An exact copy of the data is required; the images should not appear in it.

• **TASK MATERIAL**
------------

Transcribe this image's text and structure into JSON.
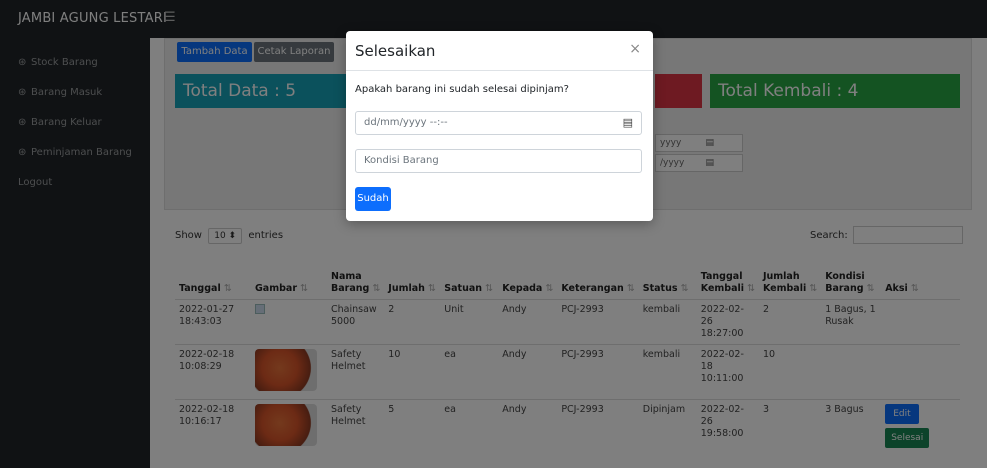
{
  "app": {
    "brand": "JAMBI AGUNG LESTARI",
    "menu_icon": "☰"
  },
  "sidebar": {
    "items": [
      {
        "label": "Stock Barang",
        "icon": "tachometer-icon"
      },
      {
        "label": "Barang Masuk",
        "icon": "tachometer-icon"
      },
      {
        "label": "Barang Keluar",
        "icon": "tachometer-icon"
      },
      {
        "label": "Peminjaman Barang",
        "icon": "tachometer-icon"
      },
      {
        "label": "Logout"
      }
    ]
  },
  "toolbar": {
    "tambah_label": "Tambah Data",
    "cetak_label": "Cetak Laporan"
  },
  "stats": {
    "total_data": "Total Data : 5",
    "total_kembali": "Total Kembali : 4"
  },
  "filters": {
    "date_fragment_1": "yyyy",
    "date_fragment_2": "/yyyy"
  },
  "table_controls": {
    "show": "Show",
    "entries_value": "10",
    "entries": "entries",
    "search_label": "Search:"
  },
  "table": {
    "headers": [
      "Tanggal",
      "Gambar",
      "Nama Barang",
      "Jumlah",
      "Satuan",
      "Kepada",
      "Keterangan",
      "Status",
      "Tanggal Kembali",
      "Jumlah Kembali",
      "Kondisi Barang",
      "Aksi"
    ],
    "rows": [
      {
        "tanggal": "2022-01-27 18:43:03",
        "nama": "Chainsaw 5000",
        "jumlah": "2",
        "satuan": "Unit",
        "kepada": "Andy",
        "keterangan": "PCJ-2993",
        "status": "kembali",
        "tgl_kembali": "2022-02-26 18:27:00",
        "jml_kembali": "2",
        "kondisi": "1 Bagus, 1 Rusak"
      },
      {
        "tanggal": "2022-02-18 10:08:29",
        "nama": "Safety Helmet",
        "jumlah": "10",
        "satuan": "ea",
        "kepada": "Andy",
        "keterangan": "PCJ-2993",
        "status": "kembali",
        "tgl_kembali": "2022-02-18 10:11:00",
        "jml_kembali": "10",
        "kondisi": ""
      },
      {
        "tanggal": "2022-02-18 10:16:17",
        "nama": "Safety Helmet",
        "jumlah": "5",
        "satuan": "ea",
        "kepada": "Andy",
        "keterangan": "PCJ-2993",
        "status": "Dipinjam",
        "tgl_kembali": "2022-02-26 19:58:00",
        "jml_kembali": "3",
        "kondisi": "3 Bagus",
        "edit_label": "Edit",
        "selesai_label": "Selesai"
      }
    ]
  },
  "modal": {
    "title": "Selesaikan",
    "close": "×",
    "question": "Apakah barang ini sudah selesai dipinjam?",
    "date_placeholder": "dd/mm/yyyy --:--",
    "kondisi_placeholder": "Kondisi Barang",
    "submit_label": "Sudah"
  },
  "colors": {
    "primary": "#0d6efd",
    "info": "#17a2b8",
    "danger": "#dc3545",
    "success": "#28a745",
    "sidebar": "#212529"
  }
}
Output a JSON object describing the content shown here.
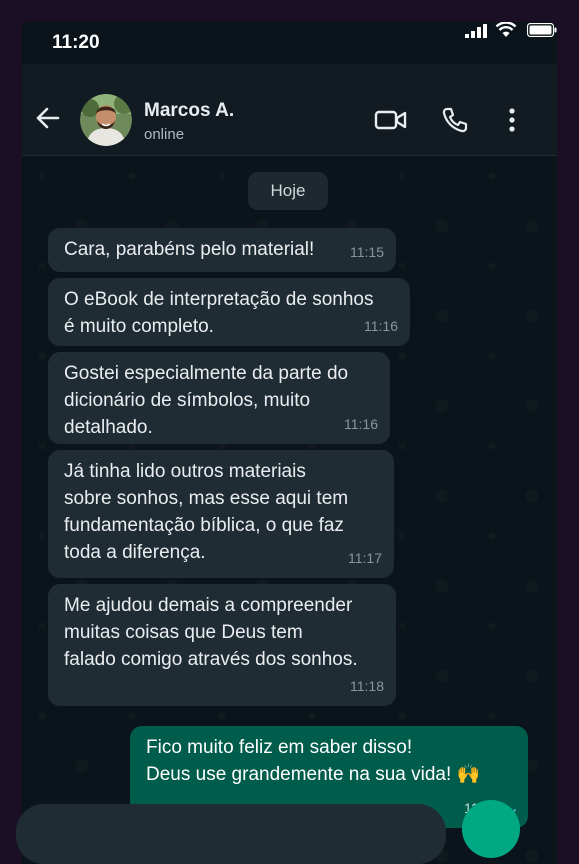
{
  "status_bar": {
    "time": "11:20"
  },
  "header": {
    "contact_name": "Marcos A.",
    "contact_status": "online"
  },
  "chat": {
    "date_label": "Hoje",
    "messages": [
      {
        "direction": "in",
        "lines": [
          "Cara, parabéns pelo material!"
        ],
        "time": "11:15"
      },
      {
        "direction": "in",
        "lines": [
          "O eBook de interpretação de sonhos",
          "é muito completo."
        ],
        "time": "11:16"
      },
      {
        "direction": "in",
        "lines": [
          "Gostei especialmente da parte do",
          "dicionário de símbolos, muito",
          "detalhado."
        ],
        "time": "11:16"
      },
      {
        "direction": "in",
        "lines": [
          "Já tinha lido outros materiais",
          "sobre sonhos, mas esse aqui tem",
          "fundamentação bíblica, o que faz",
          "toda a diferença."
        ],
        "time": "11:17"
      },
      {
        "direction": "in",
        "lines": [
          "Me ajudou demais a compreender",
          "muitas coisas que Deus tem",
          "falado comigo através dos sonhos."
        ],
        "time": "11:18"
      },
      {
        "direction": "out",
        "lines": [
          "Fico muito feliz em saber disso!",
          "Deus use grandemente na sua vida! 🙌"
        ],
        "time": "11:20",
        "status": "read"
      }
    ]
  },
  "colors": {
    "incoming_bubble": "#202c33",
    "outgoing_bubble": "#005c4b",
    "read_ticks": "#53bdeb",
    "accent": "#00a884"
  },
  "icons": {
    "back": "arrow-left-icon",
    "video": "video-camera-icon",
    "call": "phone-icon",
    "menu": "more-vertical-icon",
    "read": "double-check-icon"
  }
}
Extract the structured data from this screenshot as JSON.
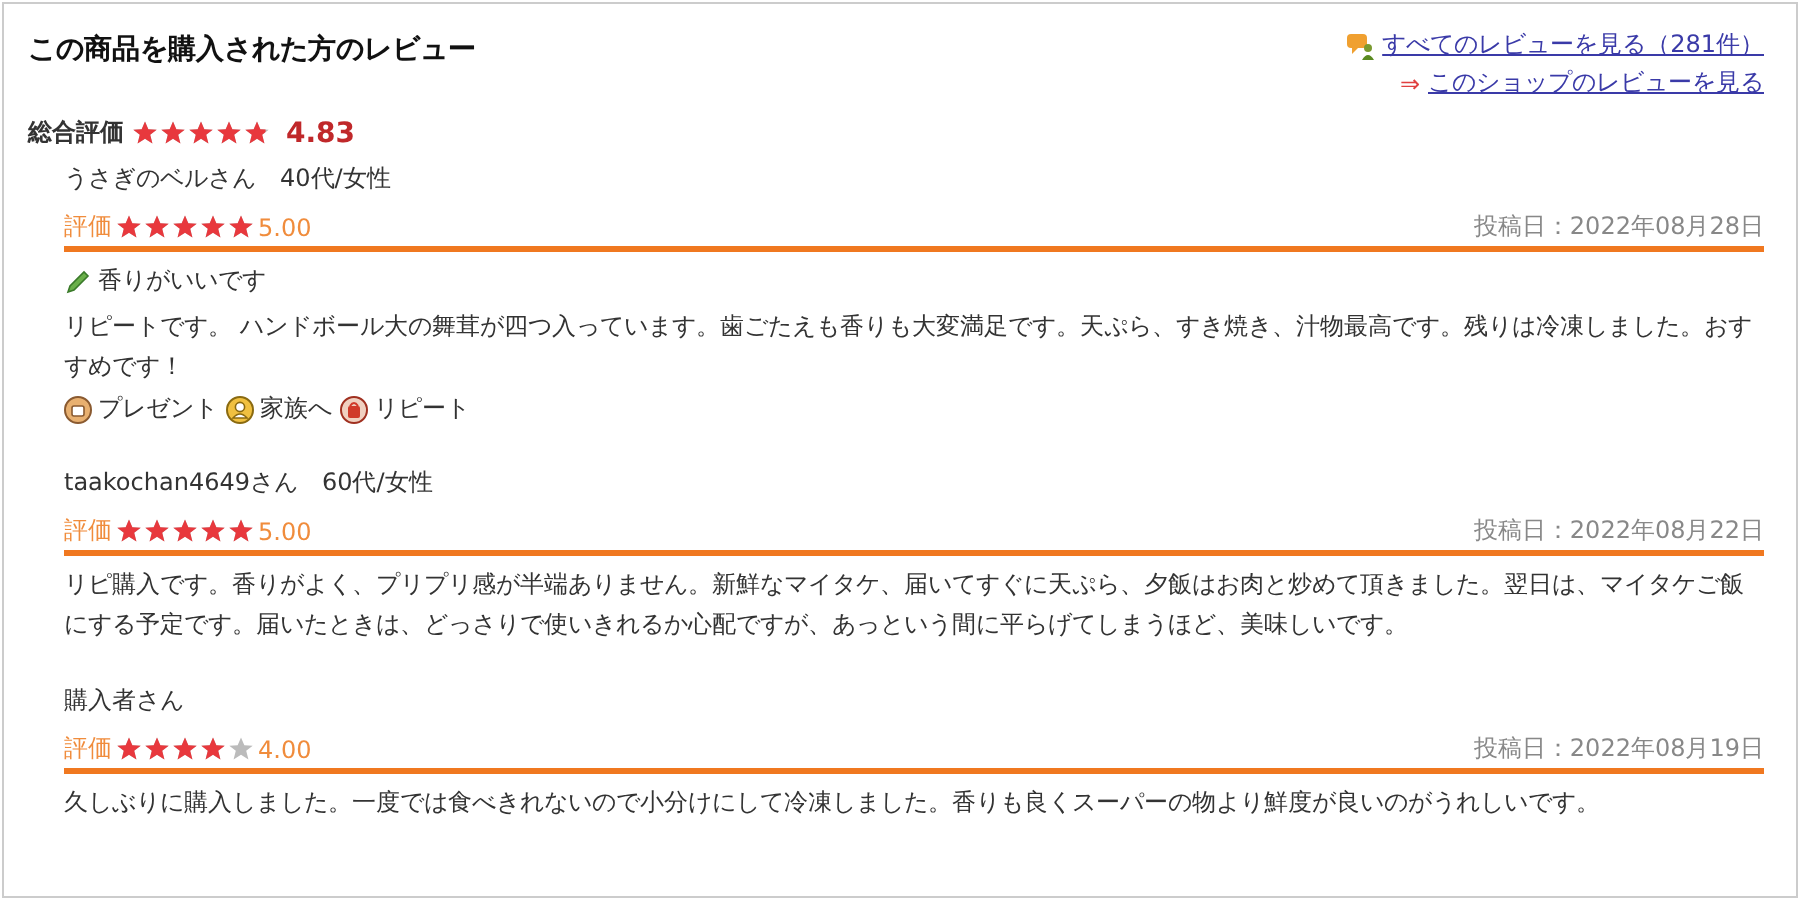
{
  "header": {
    "title": "この商品を購入された方のレビュー",
    "links": [
      {
        "kind": "all",
        "label": "すべてのレビューを見る（281件）"
      },
      {
        "kind": "shop",
        "arrow": "⇒",
        "label": "このショップのレビューを見る"
      }
    ]
  },
  "overall": {
    "label": "総合評価",
    "stars": 4.83,
    "score": "4.83"
  },
  "reviews": [
    {
      "reviewer": "うさぎのベルさん　40代/女性",
      "rating_label": "評価",
      "stars": 5,
      "score": "5.00",
      "date": "投稿日：2022年08月28日",
      "headline": "香りがいいです",
      "body": "リピートです。 ハンドボール大の舞茸が四つ入っています。歯ごたえも香りも大変満足です。天ぷら、すき焼き、汁物最高です。残りは冷凍しました。おすすめです！",
      "tags": [
        {
          "kind": "present",
          "label": "プレゼント"
        },
        {
          "kind": "family",
          "label": "家族へ"
        },
        {
          "kind": "repeat",
          "label": "リピート"
        }
      ]
    },
    {
      "reviewer": "taakochan4649さん　60代/女性",
      "rating_label": "評価",
      "stars": 5,
      "score": "5.00",
      "date": "投稿日：2022年08月22日",
      "body": "リピ購入です。香りがよく、プリプリ感が半端ありません。新鮮なマイタケ、届いてすぐに天ぷら、夕飯はお肉と炒めて頂きました。翌日は、マイタケご飯にする予定です。届いたときは、どっさりで使いきれるか心配ですが、あっという間に平らげてしまうほど、美味しいです。"
    },
    {
      "reviewer": "購入者さん",
      "rating_label": "評価",
      "stars": 4,
      "score": "4.00",
      "date": "投稿日：2022年08月19日",
      "body": "久しぶりに購入しました。一度では食べきれないので小分けにして冷凍しました。香りも良くスーパーの物より鮮度が良いのがうれしいです。"
    }
  ]
}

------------

• **RESULT**
Transcribe this image's text and structure into JSON.
{
  "app": {
    "brand": "JAMBI AGUNG LESTARI",
    "menu_icon": "☰"
  },
  "sidebar": {
    "items": [
      {
        "label": "Stock Barang",
        "icon": "tachometer-icon"
      },
      {
        "label": "Barang Masuk",
        "icon": "tachometer-icon"
      },
      {
        "label": "Barang Keluar",
        "icon": "tachometer-icon"
      },
      {
        "label": "Peminjaman Barang",
        "icon": "tachometer-icon"
      },
      {
        "label": "Logout"
      }
    ]
  },
  "toolbar": {
    "tambah_label": "Tambah Data",
    "cetak_label": "Cetak Laporan"
  },
  "stats": {
    "total_data": "Total Data : 5",
    "total_kembali": "Total Kembali : 4"
  },
  "filters": {
    "date_fragment_1": "yyyy",
    "date_fragment_2": "/yyyy"
  },
  "table_controls": {
    "show": "Show",
    "entries_value": "10",
    "entries": "entries",
    "search_label": "Search:"
  },
  "table": {
    "headers": [
      "Tanggal",
      "Gambar",
      "Nama Barang",
      "Jumlah",
      "Satuan",
      "Kepada",
      "Keterangan",
      "Status",
      "Tanggal Kembali",
      "Jumlah Kembali",
      "Kondisi Barang",
      "Aksi"
    ],
    "rows": [
      {
        "tanggal": "2022-01-27 18:43:03",
        "nama": "Chainsaw 5000",
        "jumlah": "2",
        "satuan": "Unit",
        "kepada": "Andy",
        "keterangan": "PCJ-2993",
        "status": "kembali",
        "tgl_kembali": "2022-02-26 18:27:00",
        "jml_kembali": "2",
        "kondisi": "1 Bagus, 1 Rusak"
      },
      {
        "tanggal": "2022-02-18 10:08:29",
        "nama": "Safety Helmet",
        "jumlah": "10",
        "satuan": "ea",
        "kepada": "Andy",
        "keterangan": "PCJ-2993",
        "status": "kembali",
        "tgl_kembali": "2022-02-18 10:11:00",
        "jml_kembali": "10",
        "kondisi": ""
      },
      {
        "tanggal": "2022-02-18 10:16:17",
        "nama": "Safety Helmet",
        "jumlah": "5",
        "satuan": "ea",
        "kepada": "Andy",
        "keterangan": "PCJ-2993",
        "status": "Dipinjam",
        "tgl_kembali": "2022-02-26 19:58:00",
        "jml_kembali": "3",
        "kondisi": "3 Bagus",
        "edit_label": "Edit",
        "selesai_label": "Selesai"
      }
    ]
  },
  "modal": {
    "title": "Selesaikan",
    "close": "×",
    "question": "Apakah barang ini sudah selesai dipinjam?",
    "date_placeholder": "dd/mm/yyyy --:--",
    "kondisi_placeholder": "Kondisi Barang",
    "submit_label": "Sudah"
  },
  "colors": {
    "primary": "#0d6efd",
    "info": "#17a2b8",
    "danger": "#dc3545",
    "success": "#28a745",
    "sidebar": "#212529"
  }
}
Output a JSON object describing the content shown here.
{
  "status_bar": {
    "time": "11:20"
  },
  "header": {
    "contact_name": "Marcos A.",
    "contact_status": "online"
  },
  "chat": {
    "date_label": "Hoje",
    "messages": [
      {
        "direction": "in",
        "lines": [
          "Cara, parabéns pelo material!"
        ],
        "time": "11:15"
      },
      {
        "direction": "in",
        "lines": [
          "O eBook de interpretação de sonhos",
          "é muito completo."
        ],
        "time": "11:16"
      },
      {
        "direction": "in",
        "lines": [
          "Gostei especialmente da parte do",
          "dicionário de símbolos, muito",
          "detalhado."
        ],
        "time": "11:16"
      },
      {
        "direction": "in",
        "lines": [
          "Já tinha lido outros materiais",
          "sobre sonhos, mas esse aqui tem",
          "fundamentação bíblica, o que faz",
          "toda a diferença."
        ],
        "time": "11:17"
      },
      {
        "direction": "in",
        "lines": [
          "Me ajudou demais a compreender",
          "muitas coisas que Deus tem",
          "falado comigo através dos sonhos."
        ],
        "time": "11:18"
      },
      {
        "direction": "out",
        "lines": [
          "Fico muito feliz em saber disso!",
          "Deus use grandemente na sua vida! 🙌"
        ],
        "time": "11:20",
        "status": "read"
      }
    ]
  },
  "colors": {
    "incoming_bubble": "#202c33",
    "outgoing_bubble": "#005c4b",
    "read_ticks": "#53bdeb",
    "accent": "#00a884"
  },
  "icons": {
    "back": "arrow-left-icon",
    "video": "video-camera-icon",
    "call": "phone-icon",
    "menu": "more-vertical-icon",
    "read": "double-check-icon"
  }
}
Extract the structured data from this screenshot as JSON.
{
  "header": {
    "title": "この商品を購入された方のレビュー",
    "links": [
      {
        "kind": "all",
        "label": "すべてのレビューを見る（281件）"
      },
      {
        "kind": "shop",
        "arrow": "⇒",
        "label": "このショップのレビューを見る"
      }
    ]
  },
  "overall": {
    "label": "総合評価",
    "stars": 4.83,
    "score": "4.83"
  },
  "reviews": [
    {
      "reviewer": "うさぎのベルさん　40代/女性",
      "rating_label": "評価",
      "stars": 5,
      "score": "5.00",
      "date": "投稿日：2022年08月28日",
      "headline": "香りがいいです",
      "body": "リピートです。 ハンドボール大の舞茸が四つ入っています。歯ごたえも香りも大変満足です。天ぷら、すき焼き、汁物最高です。残りは冷凍しました。おすすめです！",
      "tags": [
        {
          "kind": "present",
          "label": "プレゼント"
        },
        {
          "kind": "family",
          "label": "家族へ"
        },
        {
          "kind": "repeat",
          "label": "リピート"
        }
      ]
    },
    {
      "reviewer": "taakochan4649さん　60代/女性",
      "rating_label": "評価",
      "stars": 5,
      "score": "5.00",
      "date": "投稿日：2022年08月22日",
      "body": "リピ購入です。香りがよく、プリプリ感が半端ありません。新鮮なマイタケ、届いてすぐに天ぷら、夕飯はお肉と炒めて頂きました。翌日は、マイタケご飯にする予定です。届いたときは、どっさりで使いきれるか心配ですが、あっという間に平らげてしまうほど、美味しいです。"
    },
    {
      "reviewer": "購入者さん",
      "rating_label": "評価",
      "stars": 4,
      "score": "4.00",
      "date": "投稿日：2022年08月19日",
      "body": "久しぶりに購入しました。一度では食べきれないので小分けにして冷凍しました。香りも良くスーパーの物より鮮度が良いのがうれしいです。"
    }
  ]
}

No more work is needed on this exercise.